- _Prompt_: Give the number of lines in these entries that contain the string "WordPress", with no further comment.

- _Material supplied_:
__________

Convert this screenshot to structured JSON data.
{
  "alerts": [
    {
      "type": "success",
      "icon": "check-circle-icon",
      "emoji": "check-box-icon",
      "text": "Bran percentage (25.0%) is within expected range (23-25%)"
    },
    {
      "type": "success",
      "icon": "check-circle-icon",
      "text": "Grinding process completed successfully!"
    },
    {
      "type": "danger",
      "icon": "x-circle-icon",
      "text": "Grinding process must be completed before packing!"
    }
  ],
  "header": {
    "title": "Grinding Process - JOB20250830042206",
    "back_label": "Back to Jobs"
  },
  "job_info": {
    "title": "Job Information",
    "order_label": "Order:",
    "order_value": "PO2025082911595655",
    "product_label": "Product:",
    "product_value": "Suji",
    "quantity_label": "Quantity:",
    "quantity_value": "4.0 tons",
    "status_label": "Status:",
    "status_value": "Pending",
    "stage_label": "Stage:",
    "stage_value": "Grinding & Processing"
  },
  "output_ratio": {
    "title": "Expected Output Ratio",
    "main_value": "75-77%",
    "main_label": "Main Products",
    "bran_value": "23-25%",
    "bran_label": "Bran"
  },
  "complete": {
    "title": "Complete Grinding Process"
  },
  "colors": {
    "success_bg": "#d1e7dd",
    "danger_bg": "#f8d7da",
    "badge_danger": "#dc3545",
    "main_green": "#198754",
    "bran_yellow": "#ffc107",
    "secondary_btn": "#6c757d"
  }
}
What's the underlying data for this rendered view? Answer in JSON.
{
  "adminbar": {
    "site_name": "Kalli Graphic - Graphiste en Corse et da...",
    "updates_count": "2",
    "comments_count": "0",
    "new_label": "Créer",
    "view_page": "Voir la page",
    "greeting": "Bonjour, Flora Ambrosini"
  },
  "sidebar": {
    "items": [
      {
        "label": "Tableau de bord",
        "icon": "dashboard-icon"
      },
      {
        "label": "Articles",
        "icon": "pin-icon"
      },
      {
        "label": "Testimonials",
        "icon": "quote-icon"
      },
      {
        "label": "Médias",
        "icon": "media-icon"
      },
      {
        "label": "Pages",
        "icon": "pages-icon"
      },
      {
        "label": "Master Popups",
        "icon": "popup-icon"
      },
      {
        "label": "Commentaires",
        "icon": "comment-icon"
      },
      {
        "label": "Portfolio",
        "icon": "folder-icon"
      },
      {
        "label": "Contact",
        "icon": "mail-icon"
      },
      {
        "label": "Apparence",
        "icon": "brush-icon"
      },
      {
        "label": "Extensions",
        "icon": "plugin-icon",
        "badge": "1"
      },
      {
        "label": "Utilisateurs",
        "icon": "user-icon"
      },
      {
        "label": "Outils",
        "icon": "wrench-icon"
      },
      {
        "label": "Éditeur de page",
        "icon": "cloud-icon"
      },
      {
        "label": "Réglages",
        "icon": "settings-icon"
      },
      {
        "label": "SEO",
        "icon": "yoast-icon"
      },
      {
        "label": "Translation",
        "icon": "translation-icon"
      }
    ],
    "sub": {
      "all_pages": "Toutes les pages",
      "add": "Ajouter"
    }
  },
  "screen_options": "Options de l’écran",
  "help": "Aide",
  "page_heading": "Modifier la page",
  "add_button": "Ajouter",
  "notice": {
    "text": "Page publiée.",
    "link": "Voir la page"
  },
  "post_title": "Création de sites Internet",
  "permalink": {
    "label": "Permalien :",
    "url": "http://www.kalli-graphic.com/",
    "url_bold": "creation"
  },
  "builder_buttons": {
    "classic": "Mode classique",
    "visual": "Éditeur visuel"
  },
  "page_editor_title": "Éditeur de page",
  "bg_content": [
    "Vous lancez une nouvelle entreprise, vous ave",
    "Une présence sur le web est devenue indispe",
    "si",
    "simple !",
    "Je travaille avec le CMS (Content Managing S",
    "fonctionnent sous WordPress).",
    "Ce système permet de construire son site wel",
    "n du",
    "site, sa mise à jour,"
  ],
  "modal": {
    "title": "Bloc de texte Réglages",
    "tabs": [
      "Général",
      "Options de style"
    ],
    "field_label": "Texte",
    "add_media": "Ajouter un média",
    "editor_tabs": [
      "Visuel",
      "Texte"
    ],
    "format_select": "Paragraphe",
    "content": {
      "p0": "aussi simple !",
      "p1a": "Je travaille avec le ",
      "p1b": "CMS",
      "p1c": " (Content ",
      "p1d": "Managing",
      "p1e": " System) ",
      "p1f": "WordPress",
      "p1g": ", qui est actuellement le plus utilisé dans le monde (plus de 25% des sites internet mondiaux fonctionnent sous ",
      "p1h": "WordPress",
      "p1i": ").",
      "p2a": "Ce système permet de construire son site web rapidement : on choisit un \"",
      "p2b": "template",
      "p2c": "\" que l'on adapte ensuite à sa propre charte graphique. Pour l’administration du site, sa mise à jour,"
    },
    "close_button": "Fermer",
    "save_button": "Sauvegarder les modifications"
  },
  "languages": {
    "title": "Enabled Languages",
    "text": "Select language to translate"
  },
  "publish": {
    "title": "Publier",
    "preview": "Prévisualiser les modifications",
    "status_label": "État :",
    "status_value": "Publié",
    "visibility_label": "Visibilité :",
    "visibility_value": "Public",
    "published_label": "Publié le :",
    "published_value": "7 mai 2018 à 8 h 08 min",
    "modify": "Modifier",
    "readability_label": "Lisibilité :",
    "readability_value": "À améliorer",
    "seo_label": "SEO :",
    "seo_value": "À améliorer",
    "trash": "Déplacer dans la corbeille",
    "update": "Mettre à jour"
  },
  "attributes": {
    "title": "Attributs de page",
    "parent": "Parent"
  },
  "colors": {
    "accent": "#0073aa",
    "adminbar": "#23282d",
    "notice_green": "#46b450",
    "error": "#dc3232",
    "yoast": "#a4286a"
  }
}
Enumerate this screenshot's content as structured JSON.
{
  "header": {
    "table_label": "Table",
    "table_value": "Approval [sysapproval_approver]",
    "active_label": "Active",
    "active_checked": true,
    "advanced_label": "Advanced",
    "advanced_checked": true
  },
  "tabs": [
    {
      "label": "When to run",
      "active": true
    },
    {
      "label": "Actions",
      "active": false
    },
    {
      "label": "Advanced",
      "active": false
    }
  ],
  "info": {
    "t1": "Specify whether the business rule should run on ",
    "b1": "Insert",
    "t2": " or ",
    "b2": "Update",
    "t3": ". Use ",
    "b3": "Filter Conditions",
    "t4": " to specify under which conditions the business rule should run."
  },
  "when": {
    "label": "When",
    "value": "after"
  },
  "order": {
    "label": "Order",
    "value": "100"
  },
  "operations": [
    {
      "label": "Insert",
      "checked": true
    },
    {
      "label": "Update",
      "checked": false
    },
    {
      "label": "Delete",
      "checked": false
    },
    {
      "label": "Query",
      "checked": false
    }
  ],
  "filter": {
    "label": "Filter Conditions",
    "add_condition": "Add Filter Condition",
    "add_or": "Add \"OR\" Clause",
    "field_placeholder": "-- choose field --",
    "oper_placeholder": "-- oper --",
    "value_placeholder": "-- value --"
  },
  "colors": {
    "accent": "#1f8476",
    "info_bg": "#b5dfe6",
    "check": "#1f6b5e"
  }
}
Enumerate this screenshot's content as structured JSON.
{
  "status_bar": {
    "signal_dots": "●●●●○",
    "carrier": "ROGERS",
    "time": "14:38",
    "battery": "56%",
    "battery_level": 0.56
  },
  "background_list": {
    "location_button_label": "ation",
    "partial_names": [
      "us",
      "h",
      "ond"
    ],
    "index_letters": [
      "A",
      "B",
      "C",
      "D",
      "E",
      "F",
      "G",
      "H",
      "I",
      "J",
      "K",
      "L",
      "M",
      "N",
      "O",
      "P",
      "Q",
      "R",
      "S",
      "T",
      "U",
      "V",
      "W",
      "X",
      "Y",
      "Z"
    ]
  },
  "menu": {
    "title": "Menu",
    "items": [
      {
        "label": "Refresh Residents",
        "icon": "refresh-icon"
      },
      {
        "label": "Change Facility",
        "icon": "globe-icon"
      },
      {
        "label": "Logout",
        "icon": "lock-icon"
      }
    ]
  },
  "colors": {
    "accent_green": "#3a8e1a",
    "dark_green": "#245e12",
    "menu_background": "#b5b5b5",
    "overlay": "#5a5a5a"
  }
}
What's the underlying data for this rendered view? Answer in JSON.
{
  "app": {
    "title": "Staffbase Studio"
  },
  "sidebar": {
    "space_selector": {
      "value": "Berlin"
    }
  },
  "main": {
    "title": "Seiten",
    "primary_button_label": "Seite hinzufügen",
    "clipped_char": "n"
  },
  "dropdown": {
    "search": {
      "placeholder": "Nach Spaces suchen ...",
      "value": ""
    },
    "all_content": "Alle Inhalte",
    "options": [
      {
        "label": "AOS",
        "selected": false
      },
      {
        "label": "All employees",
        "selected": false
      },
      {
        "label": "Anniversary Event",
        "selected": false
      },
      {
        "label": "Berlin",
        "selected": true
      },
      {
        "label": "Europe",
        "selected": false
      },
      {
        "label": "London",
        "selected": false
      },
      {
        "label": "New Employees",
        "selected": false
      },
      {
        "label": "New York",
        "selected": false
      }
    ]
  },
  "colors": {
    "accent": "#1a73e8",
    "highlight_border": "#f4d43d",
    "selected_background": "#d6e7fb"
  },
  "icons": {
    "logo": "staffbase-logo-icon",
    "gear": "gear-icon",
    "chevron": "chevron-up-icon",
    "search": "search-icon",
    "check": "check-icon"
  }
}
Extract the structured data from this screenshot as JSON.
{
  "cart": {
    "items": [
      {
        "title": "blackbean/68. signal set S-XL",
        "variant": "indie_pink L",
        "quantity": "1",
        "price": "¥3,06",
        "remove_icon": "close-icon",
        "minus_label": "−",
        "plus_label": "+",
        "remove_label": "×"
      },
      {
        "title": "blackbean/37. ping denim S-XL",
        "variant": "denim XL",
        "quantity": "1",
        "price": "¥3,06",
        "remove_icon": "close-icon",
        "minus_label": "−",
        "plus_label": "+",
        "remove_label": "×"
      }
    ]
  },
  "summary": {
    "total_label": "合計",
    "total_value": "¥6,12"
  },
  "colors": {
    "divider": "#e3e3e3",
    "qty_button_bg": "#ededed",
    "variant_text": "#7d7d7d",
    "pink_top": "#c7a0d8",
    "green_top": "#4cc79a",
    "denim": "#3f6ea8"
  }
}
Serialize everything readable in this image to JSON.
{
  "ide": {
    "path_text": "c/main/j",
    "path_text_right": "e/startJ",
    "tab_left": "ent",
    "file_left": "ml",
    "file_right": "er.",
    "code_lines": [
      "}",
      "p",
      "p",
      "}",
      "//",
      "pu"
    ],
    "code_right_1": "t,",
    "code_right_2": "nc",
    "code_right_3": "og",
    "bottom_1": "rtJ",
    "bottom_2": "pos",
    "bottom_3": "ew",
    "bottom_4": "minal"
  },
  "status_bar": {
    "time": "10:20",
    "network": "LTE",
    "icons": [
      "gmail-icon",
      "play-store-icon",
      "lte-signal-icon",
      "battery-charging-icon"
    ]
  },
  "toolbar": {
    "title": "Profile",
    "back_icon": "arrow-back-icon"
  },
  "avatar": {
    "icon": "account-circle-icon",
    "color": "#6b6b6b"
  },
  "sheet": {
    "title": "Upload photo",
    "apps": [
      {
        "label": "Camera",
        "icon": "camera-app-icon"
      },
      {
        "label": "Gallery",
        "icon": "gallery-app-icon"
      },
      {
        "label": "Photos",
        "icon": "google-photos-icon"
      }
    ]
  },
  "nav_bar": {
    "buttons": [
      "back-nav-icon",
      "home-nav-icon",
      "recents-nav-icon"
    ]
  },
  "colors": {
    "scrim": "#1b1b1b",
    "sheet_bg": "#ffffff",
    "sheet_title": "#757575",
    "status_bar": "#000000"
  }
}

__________

- _Answer space_: 3